DMAN3.heapInternalis actually configured to point to an Internal memory heap. Below are some details on this issue:
DMAN3.heapInternalis set incorrectly (to external memory), then the IDMA transfer will not succeed, hence the actual EDMA transfer never starts and this leads to a hang when
ACPY3_wait()is called by the application.
ACPY3_wait()hang is the wrong usage of the
waitId's are to be used as follows:
waitIdof -1 can be passed in the
ACPY3_Paramsto indicate that no intermediate waits will be made on this linked transfer. Use this in your
ACPY3_Paramsfor intermediate transfers that you don't intend to wait on.
0 <= waitId < (numWaits - 1), where
numWaitsis the parameters you supplied in
IDMA3_ChannelRecwhen creating the IDMA3 handle, can be passed to
ACPY3_Paramsto indicate that this intermediate transfer can be "waited" on by an
ACPY3_configure()) or for the last transfer in a series of linked transfers, internally a
(numWaits -1)is automatically used. Any supplied
waitIdwill be ignored. Do not use this
waitIdfor any intermediate transfers.
No, ACPY3 does not support 3D transfers, since it uses QDMA channels only.
If you want to do a 3D transfer, you can use a DMA channel, and chain it to itself (set the TCC bits of the PaRam opts to the DMA channel number). Set the synchronization type to ABSYNC, the STATIC bit to 0, and set ITCHEN to 1 in the PaRam opts.
The FC API Reference Guide also includes RMAN API documentation.

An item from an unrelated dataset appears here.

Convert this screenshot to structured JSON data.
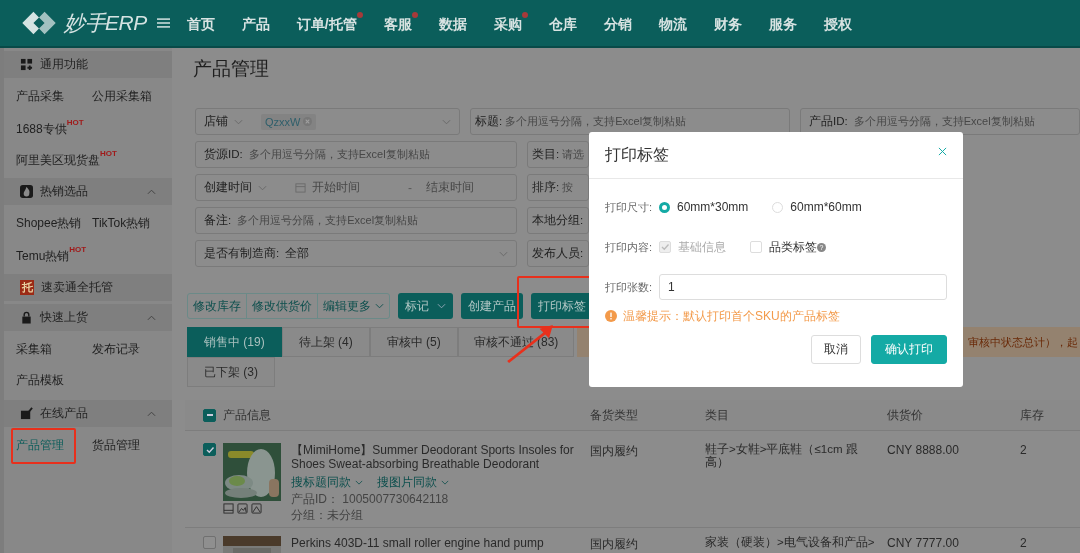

Use the ti.sdo.fc.edma3.Settings module to designate the EDMA3 resources to be used by the RMAN module. This article describes the available configuration settings.
One key field is the 'regionConfig' field, which can be used to designate the exact EDMA3 channels to be used. A good example of how to use this field is provided in the Framework Components example scratchEdma3 located in $(FC_INSTALL_DIR)/examples/ti/sdo/fc/rman/examples/scratchEdma3 of your FC installation.